»»

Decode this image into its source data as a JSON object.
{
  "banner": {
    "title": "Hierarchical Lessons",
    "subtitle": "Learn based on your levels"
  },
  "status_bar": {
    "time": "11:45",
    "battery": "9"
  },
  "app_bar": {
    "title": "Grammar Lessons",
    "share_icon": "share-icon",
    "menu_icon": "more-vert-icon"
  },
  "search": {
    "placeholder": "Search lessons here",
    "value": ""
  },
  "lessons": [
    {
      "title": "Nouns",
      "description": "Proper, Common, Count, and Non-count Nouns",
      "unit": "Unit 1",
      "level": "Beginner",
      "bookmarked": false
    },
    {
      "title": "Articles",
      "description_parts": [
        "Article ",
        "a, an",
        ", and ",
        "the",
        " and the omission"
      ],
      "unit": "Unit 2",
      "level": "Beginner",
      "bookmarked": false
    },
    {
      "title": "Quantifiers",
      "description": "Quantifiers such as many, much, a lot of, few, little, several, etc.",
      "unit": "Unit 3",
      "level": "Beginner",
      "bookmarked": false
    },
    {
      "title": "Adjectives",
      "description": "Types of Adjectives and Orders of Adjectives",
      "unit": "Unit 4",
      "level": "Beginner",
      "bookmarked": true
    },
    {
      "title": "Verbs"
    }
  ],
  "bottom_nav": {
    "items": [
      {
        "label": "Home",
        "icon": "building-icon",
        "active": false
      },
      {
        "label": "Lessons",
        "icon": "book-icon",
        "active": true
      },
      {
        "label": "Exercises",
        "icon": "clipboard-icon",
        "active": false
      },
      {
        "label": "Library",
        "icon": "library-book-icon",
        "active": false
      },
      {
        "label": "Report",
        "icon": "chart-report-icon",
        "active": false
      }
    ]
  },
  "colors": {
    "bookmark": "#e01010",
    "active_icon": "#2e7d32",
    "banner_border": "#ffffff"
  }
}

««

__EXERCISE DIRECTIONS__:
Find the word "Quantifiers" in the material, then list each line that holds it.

__RESULT FOR THIS EXERCISE__:
      "title": "Quantifiers",
      "description": "Quantifiers such as many, much, a lot of, few, little, several, etc.",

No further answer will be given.